After a Prime Minister resigns in Sweden, the speaker of the House has an opportunity to find a new constellation of government. If that doesn’t succeed, then it is a new election. This is the most likely to happen given the make up of the parliament at the moment. Whatever government comes out of this new election will rule for less than a year. It is very unlikely they can achieve anything in this period of time so it is essentially toothless. And pointless. And expensive.

So another period of unrest lies ahead. And a costly one. The 400,000,000 Swedish crowns that an election costs could better be spent elsewhere.

But hey, if we elect politicians that decline to cooperate with each other and they refuse to drop their prestige for the stability of the country – this is the shit show we end up with.

Something surprising about Swedish Midsummer

These days, Midsummer Day is a flexible holiday practically celebrated on a Saturday sometime between 20 and 26 June. This means that Midsummer Eve, one of the biggest festivities in the Swedish calendar, is always on a Friday. In the case of 2021, that’s tomorrow.

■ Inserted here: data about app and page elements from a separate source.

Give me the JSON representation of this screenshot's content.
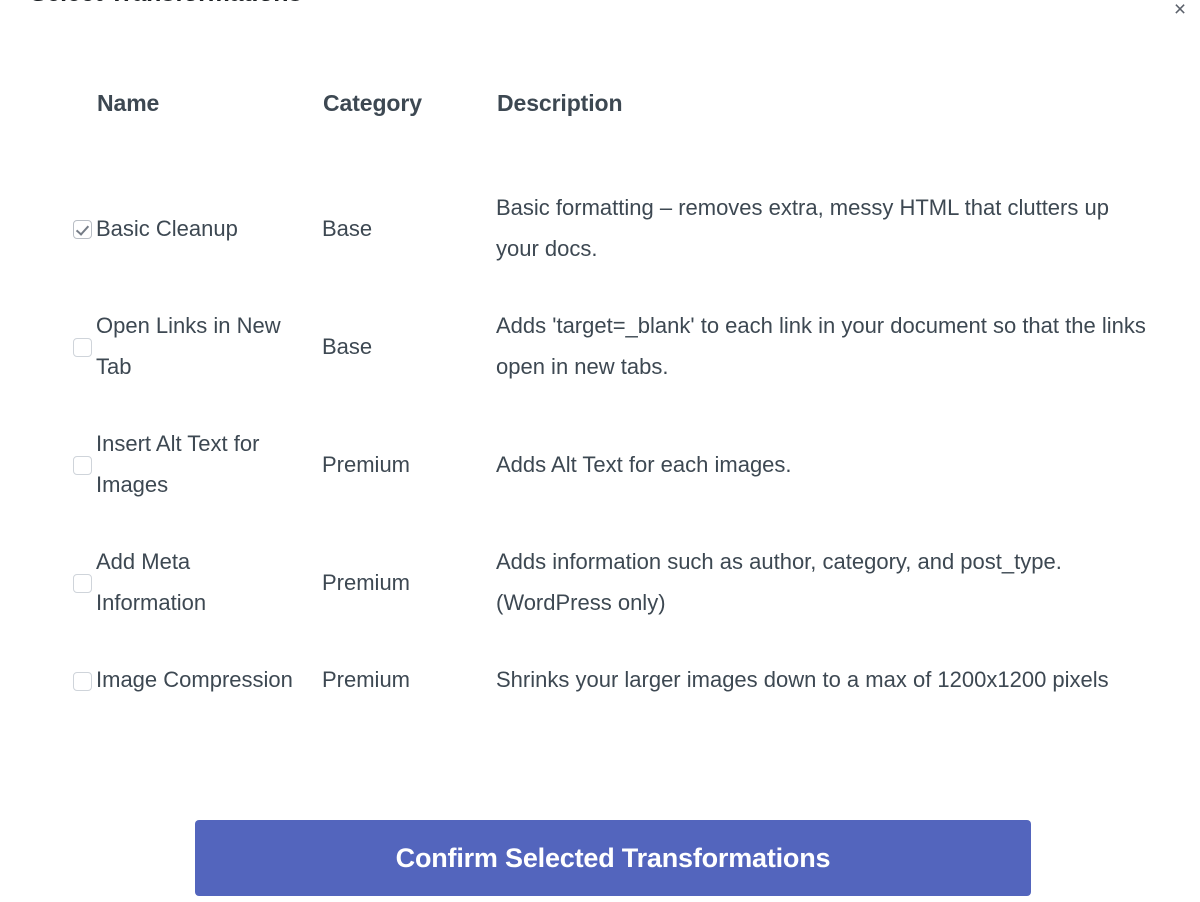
{
  "dialog": {
    "title": "Select Transformations",
    "close_icon": "×"
  },
  "table": {
    "columns": {
      "select": "",
      "name": "Name",
      "category": "Category",
      "description": "Description"
    },
    "rows": [
      {
        "checked": true,
        "name": "Basic Cleanup",
        "category": "Base",
        "description": "Basic formatting – removes extra, messy HTML that clutters up your docs."
      },
      {
        "checked": false,
        "name": "Open Links in New Tab",
        "category": "Base",
        "description": "Adds 'target=_blank' to each link in your document so that the links open in new tabs."
      },
      {
        "checked": false,
        "name": "Insert Alt Text for Images",
        "category": "Premium",
        "description": "Adds Alt Text for each images."
      },
      {
        "checked": false,
        "name": "Add Meta Information",
        "category": "Premium",
        "description": "Adds information such as author, category, and post_type. (WordPress only)"
      },
      {
        "checked": false,
        "name": "Image Compression",
        "category": "Premium",
        "description": "Shrinks your larger images down to a max of 1200x1200 pixels"
      }
    ]
  },
  "footer": {
    "confirm_label": "Confirm Selected Transformations"
  },
  "colors": {
    "accent": "#5365bd",
    "text": "#3d4852",
    "title": "#1b1f23",
    "checkbox_border": "#cfd4da",
    "check_mark": "#757c86"
  }
}
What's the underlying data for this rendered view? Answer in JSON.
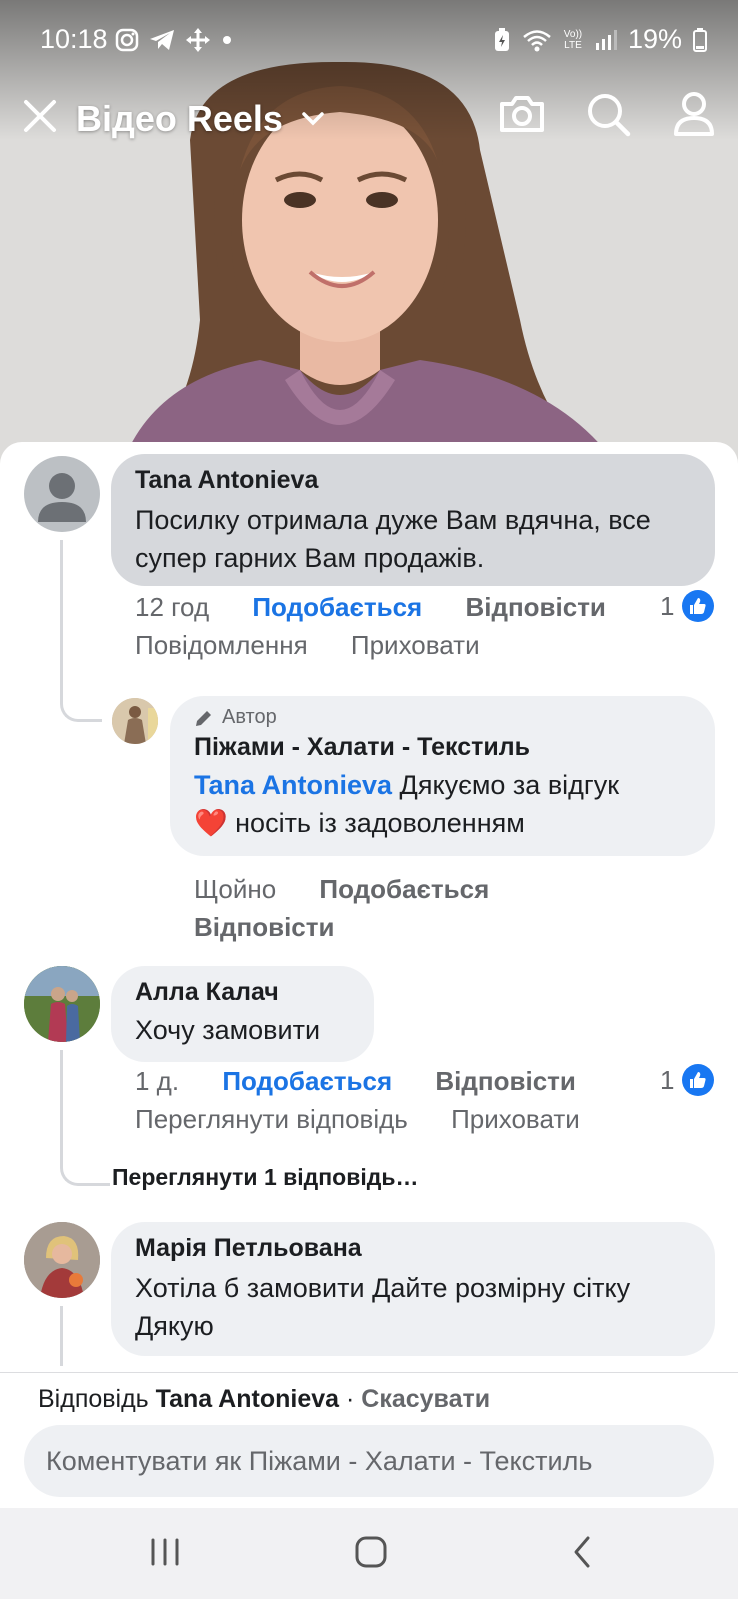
{
  "status_bar": {
    "time": "10:18",
    "battery": "19%",
    "left_icons": [
      "instagram-icon",
      "telegram-icon",
      "move-icon",
      "dot-icon"
    ],
    "right_icons": [
      "battery-saver-icon",
      "wifi-icon",
      "volte-icon",
      "signal-icon",
      "battery-icon"
    ],
    "volte_label": "Vo)) LTE"
  },
  "top_nav": {
    "title": "Відео Reels",
    "icons": [
      "close-icon",
      "chevron-down-icon",
      "camera-icon",
      "search-icon",
      "user-icon"
    ]
  },
  "comments": [
    {
      "author": "Tana Antonieva",
      "text": "Посилку отримала дуже Вам вдячна, все супер гарних Вам продажів.",
      "time": "12 год",
      "like_label": "Подобається",
      "reply_label": "Відповісти",
      "likes": "1",
      "message_label": "Повідомлення",
      "hide_label": "Приховати",
      "reply": {
        "badge": "Автор",
        "author": "Піжами - Халати - Текстиль",
        "mention": "Tana Antonieva",
        "text_part1": "Дякуємо за відгук",
        "emoji": "❤️",
        "text_part2": "носіть із задоволенням",
        "time": "Щойно",
        "like_label": "Подобається",
        "reply_label": "Відповісти"
      }
    },
    {
      "author": "Алла Калач",
      "text": "Хочу замовити",
      "time": "1 д.",
      "like_label": "Подобається",
      "reply_label": "Відповісти",
      "likes": "1",
      "view_reply_label": "Переглянути відповідь",
      "hide_label": "Приховати",
      "view_replies_link": "Переглянути 1 відповідь…"
    },
    {
      "author": "Марія Петльована",
      "text": "Хотіла б замовити Дайте розмірну сітку Дякую"
    }
  ],
  "composer": {
    "reply_prefix": "Відповідь",
    "reply_to": "Tana Antonieva",
    "separator": "·",
    "cancel_label": "Скасувати",
    "placeholder": "Коментувати як Піжами - Халати - Текстиль"
  },
  "colors": {
    "accent_blue": "#1b74e4",
    "like_blue": "#1877f2",
    "bubble_bg": "#eef0f3",
    "bubble_highlight": "#d6d8dc",
    "muted_text": "#65676b"
  }
}
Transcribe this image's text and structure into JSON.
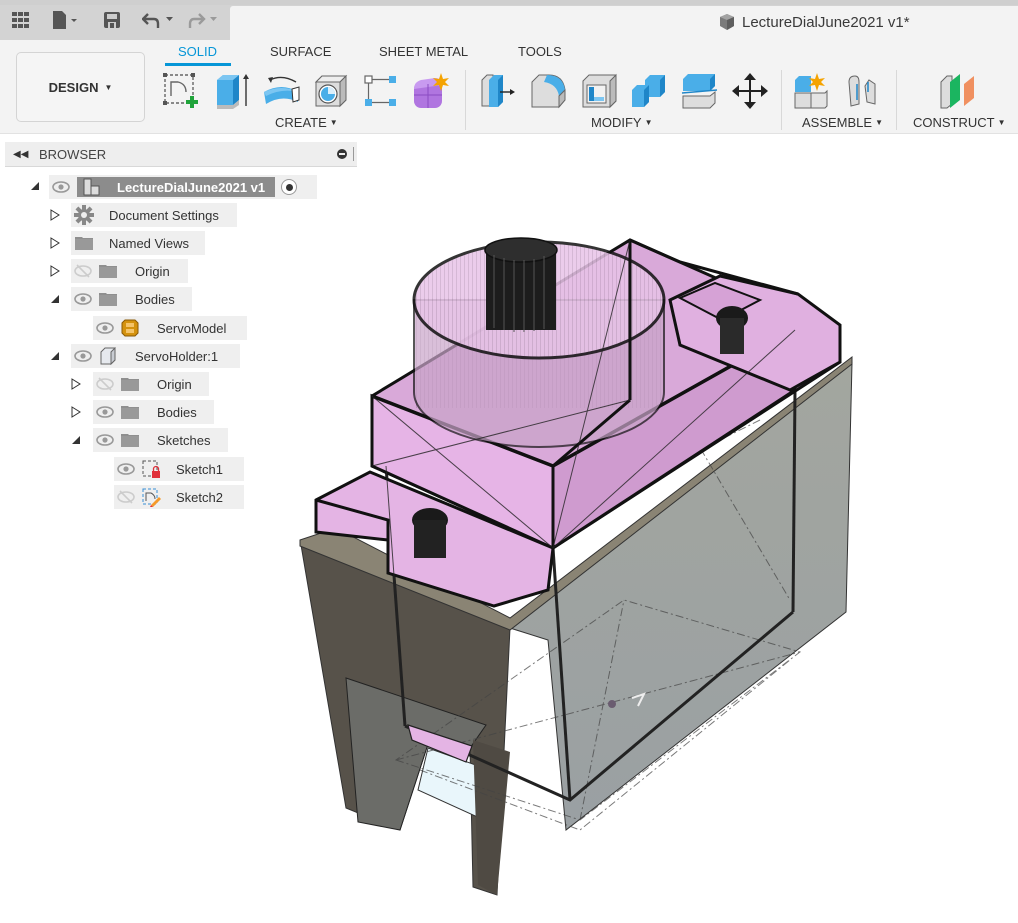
{
  "app": {
    "document_title": "LectureDialJune2021 v1*"
  },
  "quick_access": {
    "icons": [
      "grid-icon",
      "file-icon",
      "save-icon",
      "undo-icon",
      "redo-icon"
    ]
  },
  "workspace": {
    "label": "DESIGN"
  },
  "tabs": [
    {
      "label": "SOLID",
      "active": true
    },
    {
      "label": "SURFACE",
      "active": false
    },
    {
      "label": "SHEET METAL",
      "active": false
    },
    {
      "label": "TOOLS",
      "active": false
    }
  ],
  "toolbar_groups": [
    {
      "label": "CREATE",
      "tools": [
        "create-sketch",
        "extrude",
        "revolve",
        "hole",
        "rectangular-pattern",
        "create-form"
      ]
    },
    {
      "label": "MODIFY",
      "tools": [
        "press-pull",
        "fillet",
        "shell",
        "combine",
        "split-body",
        "move-copy"
      ]
    },
    {
      "label": "ASSEMBLE",
      "tools": [
        "new-component",
        "joint"
      ]
    },
    {
      "label": "CONSTRUCT",
      "tools": [
        "offset-plane"
      ]
    }
  ],
  "colors": {
    "accent": "#0696d7",
    "tool_blue": "#4aaee8",
    "servo_pink": "#e8b8e8",
    "holder_gray": "#9a9d96",
    "holder_dark": "#5c574e"
  },
  "browser": {
    "title": "BROWSER",
    "root": {
      "label": "LectureDialJune2021 v1"
    },
    "items": [
      {
        "label": "Document Settings",
        "icon": "gear-icon",
        "expander": "collapsed",
        "eye": "none"
      },
      {
        "label": "Named Views",
        "icon": "folder-icon",
        "expander": "collapsed",
        "eye": "none"
      },
      {
        "label": "Origin",
        "icon": "folder-icon",
        "expander": "collapsed",
        "eye": "hidden"
      },
      {
        "label": "Bodies",
        "icon": "folder-icon",
        "expander": "expanded",
        "eye": "visible"
      },
      {
        "label": "ServoModel",
        "icon": "body-icon",
        "expander": "none",
        "eye": "visible"
      },
      {
        "label": "ServoHolder:1",
        "icon": "component-icon",
        "expander": "expanded",
        "eye": "visible"
      },
      {
        "label": "Origin",
        "icon": "folder-icon",
        "expander": "collapsed",
        "eye": "hidden"
      },
      {
        "label": "Bodies",
        "icon": "folder-icon",
        "expander": "collapsed",
        "eye": "visible"
      },
      {
        "label": "Sketches",
        "icon": "folder-icon",
        "expander": "expanded",
        "eye": "visible"
      },
      {
        "label": "Sketch1",
        "icon": "sketch-locked-icon",
        "expander": "none",
        "eye": "visible"
      },
      {
        "label": "Sketch2",
        "icon": "sketch-edit-icon",
        "expander": "none",
        "eye": "hidden"
      }
    ]
  }
}
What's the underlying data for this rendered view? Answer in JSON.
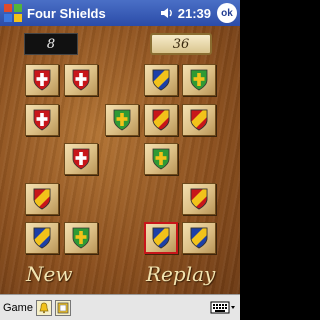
{
  "titlebar": {
    "app_title": "Four Shields",
    "time": "21:39",
    "ok_label": "ok"
  },
  "scores": {
    "left": "8",
    "right": "36"
  },
  "labels": {
    "new": "New",
    "replay": "Replay"
  },
  "menubar": {
    "game_label": "Game"
  },
  "colors": {
    "red": "#c8161a",
    "yellow": "#f2c21a",
    "blue": "#1c3fa8",
    "green": "#2f9a34",
    "white": "#ffffff"
  },
  "tiles": [
    {
      "row": 1,
      "col": 1,
      "shield": "red-white-cross"
    },
    {
      "row": 1,
      "col": 2,
      "shield": "red-white-cross"
    },
    {
      "row": 1,
      "col": 5,
      "shield": "blue-yellow-bend"
    },
    {
      "row": 1,
      "col": 6,
      "shield": "green-yellow-cross"
    },
    {
      "row": 2,
      "col": 1,
      "shield": "red-white-cross"
    },
    {
      "row": 2,
      "col": 4,
      "shield": "green-yellow-cross"
    },
    {
      "row": 2,
      "col": 5,
      "shield": "red-yellow-bend"
    },
    {
      "row": 2,
      "col": 6,
      "shield": "red-yellow-bend"
    },
    {
      "row": 3,
      "col": 3,
      "shield": "red-white-cross"
    },
    {
      "row": 3,
      "col": 5,
      "shield": "green-yellow-cross"
    },
    {
      "row": 4,
      "col": 1,
      "shield": "red-yellow-bend"
    },
    {
      "row": 4,
      "col": 6,
      "shield": "red-yellow-bend"
    },
    {
      "row": 5,
      "col": 1,
      "shield": "blue-yellow-bend"
    },
    {
      "row": 5,
      "col": 2,
      "shield": "green-yellow-cross"
    },
    {
      "row": 5,
      "col": 5,
      "shield": "blue-yellow-bend",
      "selected": true
    },
    {
      "row": 5,
      "col": 6,
      "shield": "blue-yellow-bend"
    }
  ]
}
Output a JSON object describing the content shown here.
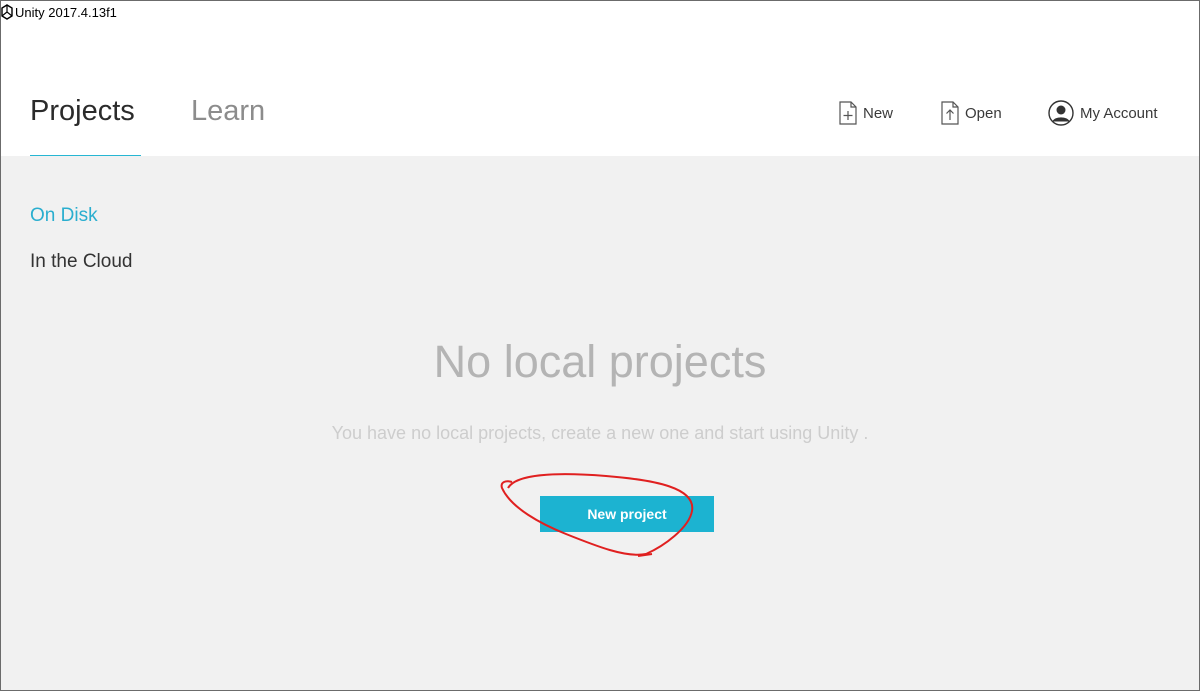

Bit did you know that this has only been since 1953? Prior to 1952, Midsummer Day was always celebrated today – the 24th June – coinciding with John the Baptist’s birthday. This was regardless of the day of the week it landed on. So today’s strong association with Midsummer being a long weekend is actually only around 70 years old

John the Baptist was a person who foresaw the birth of Jesus. He is considered a prophet in several of the world’s religions. He was a prolific preacher whose severed head was notoriously presented on a silver platter to Salome. His birthday has been celebrated since 300 AD on June 24 in many countries around the world.

An interesting fact is that Midsummer Day is still associated with John the Baptist in the other Scandinavian countries. For example, in Finland it is not called Midsummer but Juhannus. In Iceland, it is Jònsmessa. And in Denmark and Norway – Sankt Hans.

Impending crisis in Sweden’s parliament

This week, the Swedish Left Party withdrew their support for the minority Social Democrat government over a rent control argument. This lead to the extreme right party calling for a vote of no-confidence in the Prime Minister and his government, with the conservatives and Christian Democrats jumping on the bandwagon.

On Monday at 10.00, the vote will happen. Currently there is a majority for no-confidence, which would mean the government would topple throwing Sweden into a chaotic parliamentary state. Just what we do not need when we are still fighting the consequences of a pandemic.

If this happens, the Prime Minister can step down and let the parliament sort out a new government. Given that it took four months to sort out a government after the last election, we have even more unnecessary chaos to look forward to.

A more likely alternative is that a new election will be held in three months. This is also unnecessary as next year 2022 is an election year anyway. This means we would have an election in September and then again next September. I’m sure most people don’t want this.

It is so irresponsible of our political leaders, left and right. Throwing Sweden into a parliamentary crisis one year before an election is short-sighted, opportunistic and disrespectful. They have turned parliament into a circus.

A new election costs approximately 400 million Swedish crowns. This is tax payers money that should be spent on helping the economy recover from the effects of the pandemic – not on solving a petty battle between our childish MP’s. Additionally, public sector workers will have to remove their focus from currently important issues to instead organizing and administering an extra election.

If politicians don’t agree with each other, fine. That is why we have budgeted general elections. Let the planned election of 2022 reflect the will of the people. Let the current government continue its work.